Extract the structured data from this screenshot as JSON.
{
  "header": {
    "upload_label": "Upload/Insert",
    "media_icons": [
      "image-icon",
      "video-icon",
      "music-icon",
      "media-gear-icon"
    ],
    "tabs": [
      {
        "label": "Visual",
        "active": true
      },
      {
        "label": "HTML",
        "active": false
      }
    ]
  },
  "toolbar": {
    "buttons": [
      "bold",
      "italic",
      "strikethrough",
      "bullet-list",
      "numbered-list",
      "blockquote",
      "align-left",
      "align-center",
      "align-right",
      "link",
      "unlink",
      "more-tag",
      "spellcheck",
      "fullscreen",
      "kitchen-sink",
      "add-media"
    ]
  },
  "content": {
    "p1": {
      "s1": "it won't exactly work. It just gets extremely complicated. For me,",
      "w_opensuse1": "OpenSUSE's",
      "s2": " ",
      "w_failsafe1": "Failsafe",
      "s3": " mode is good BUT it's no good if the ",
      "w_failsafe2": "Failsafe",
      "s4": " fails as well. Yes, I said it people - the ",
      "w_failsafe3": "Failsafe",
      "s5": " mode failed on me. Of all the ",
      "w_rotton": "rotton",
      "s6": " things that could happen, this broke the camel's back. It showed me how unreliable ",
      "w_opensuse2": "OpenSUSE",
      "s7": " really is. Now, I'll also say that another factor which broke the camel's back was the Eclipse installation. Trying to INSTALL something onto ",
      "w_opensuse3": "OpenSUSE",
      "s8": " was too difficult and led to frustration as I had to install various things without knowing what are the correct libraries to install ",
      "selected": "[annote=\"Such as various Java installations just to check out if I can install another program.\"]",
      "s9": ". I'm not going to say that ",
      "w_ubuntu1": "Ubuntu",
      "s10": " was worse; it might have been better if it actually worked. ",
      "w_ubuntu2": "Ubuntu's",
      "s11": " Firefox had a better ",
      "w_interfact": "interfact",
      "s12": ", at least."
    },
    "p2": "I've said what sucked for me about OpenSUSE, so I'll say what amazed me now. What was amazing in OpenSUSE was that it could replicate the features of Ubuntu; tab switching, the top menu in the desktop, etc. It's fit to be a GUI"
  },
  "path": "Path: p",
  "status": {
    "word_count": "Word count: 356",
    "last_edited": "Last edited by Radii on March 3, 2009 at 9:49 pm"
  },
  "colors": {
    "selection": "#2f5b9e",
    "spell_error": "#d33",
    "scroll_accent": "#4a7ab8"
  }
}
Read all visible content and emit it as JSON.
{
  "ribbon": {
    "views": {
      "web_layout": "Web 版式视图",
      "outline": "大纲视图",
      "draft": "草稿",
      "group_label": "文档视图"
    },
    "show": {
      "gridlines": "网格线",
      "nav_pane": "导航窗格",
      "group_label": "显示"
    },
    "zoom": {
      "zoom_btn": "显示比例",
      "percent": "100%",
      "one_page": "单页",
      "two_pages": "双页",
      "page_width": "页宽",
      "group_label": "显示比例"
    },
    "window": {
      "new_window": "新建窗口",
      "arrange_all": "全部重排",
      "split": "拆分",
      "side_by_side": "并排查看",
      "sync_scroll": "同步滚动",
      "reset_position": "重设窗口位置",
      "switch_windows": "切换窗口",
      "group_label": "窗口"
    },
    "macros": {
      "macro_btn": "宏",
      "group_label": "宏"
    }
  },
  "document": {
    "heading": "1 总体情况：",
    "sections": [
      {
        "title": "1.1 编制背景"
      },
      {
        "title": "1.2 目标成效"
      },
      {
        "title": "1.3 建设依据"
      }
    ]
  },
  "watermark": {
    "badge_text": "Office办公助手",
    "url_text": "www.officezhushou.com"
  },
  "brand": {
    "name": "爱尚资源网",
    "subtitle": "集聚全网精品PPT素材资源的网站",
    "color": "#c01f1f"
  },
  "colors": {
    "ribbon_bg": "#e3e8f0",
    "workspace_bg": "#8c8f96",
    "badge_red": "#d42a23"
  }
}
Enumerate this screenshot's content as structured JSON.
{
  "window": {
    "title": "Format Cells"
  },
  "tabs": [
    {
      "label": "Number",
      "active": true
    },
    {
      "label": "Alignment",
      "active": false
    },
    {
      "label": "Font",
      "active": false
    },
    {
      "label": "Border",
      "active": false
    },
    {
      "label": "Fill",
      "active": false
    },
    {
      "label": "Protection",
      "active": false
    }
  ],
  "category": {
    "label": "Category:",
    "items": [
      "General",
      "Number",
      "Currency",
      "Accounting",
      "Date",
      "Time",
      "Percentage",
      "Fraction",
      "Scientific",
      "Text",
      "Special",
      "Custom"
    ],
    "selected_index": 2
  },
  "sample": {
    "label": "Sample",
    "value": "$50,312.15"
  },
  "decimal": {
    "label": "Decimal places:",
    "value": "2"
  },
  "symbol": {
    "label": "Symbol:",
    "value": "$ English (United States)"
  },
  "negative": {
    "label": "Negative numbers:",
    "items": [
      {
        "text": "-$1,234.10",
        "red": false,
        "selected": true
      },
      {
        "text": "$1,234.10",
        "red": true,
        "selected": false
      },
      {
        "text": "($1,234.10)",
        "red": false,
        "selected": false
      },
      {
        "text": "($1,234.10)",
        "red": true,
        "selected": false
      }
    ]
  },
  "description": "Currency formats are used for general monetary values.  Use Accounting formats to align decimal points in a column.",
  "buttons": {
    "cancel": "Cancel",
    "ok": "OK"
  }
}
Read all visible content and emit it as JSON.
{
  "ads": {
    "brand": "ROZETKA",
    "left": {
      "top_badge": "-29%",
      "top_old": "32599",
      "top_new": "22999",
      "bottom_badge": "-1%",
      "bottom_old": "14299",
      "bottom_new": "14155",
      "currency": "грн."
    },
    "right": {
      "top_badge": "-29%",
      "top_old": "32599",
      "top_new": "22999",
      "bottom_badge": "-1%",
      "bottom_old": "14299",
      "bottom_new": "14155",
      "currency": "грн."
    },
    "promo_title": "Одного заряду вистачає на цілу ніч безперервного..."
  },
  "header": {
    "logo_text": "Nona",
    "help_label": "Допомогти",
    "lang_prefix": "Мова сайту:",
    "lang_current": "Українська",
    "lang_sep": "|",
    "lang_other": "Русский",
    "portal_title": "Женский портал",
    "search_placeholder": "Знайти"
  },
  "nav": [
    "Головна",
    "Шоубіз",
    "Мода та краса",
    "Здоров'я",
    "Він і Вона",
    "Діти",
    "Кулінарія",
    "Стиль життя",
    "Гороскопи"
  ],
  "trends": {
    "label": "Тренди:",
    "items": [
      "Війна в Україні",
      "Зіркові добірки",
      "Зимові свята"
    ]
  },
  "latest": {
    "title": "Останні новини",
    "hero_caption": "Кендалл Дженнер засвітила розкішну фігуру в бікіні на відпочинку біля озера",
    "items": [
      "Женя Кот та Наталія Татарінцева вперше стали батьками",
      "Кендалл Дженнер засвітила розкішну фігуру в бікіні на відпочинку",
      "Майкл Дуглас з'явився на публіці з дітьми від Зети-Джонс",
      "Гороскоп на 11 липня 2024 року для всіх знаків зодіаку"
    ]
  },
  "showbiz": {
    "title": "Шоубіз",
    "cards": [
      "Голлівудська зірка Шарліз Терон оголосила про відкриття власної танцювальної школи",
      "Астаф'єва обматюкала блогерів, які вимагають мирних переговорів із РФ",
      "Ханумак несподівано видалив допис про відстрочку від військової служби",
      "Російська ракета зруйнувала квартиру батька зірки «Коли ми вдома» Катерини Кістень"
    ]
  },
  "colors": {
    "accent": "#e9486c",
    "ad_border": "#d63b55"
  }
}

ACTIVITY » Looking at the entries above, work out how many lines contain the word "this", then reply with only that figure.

COMPLETED TASK » 3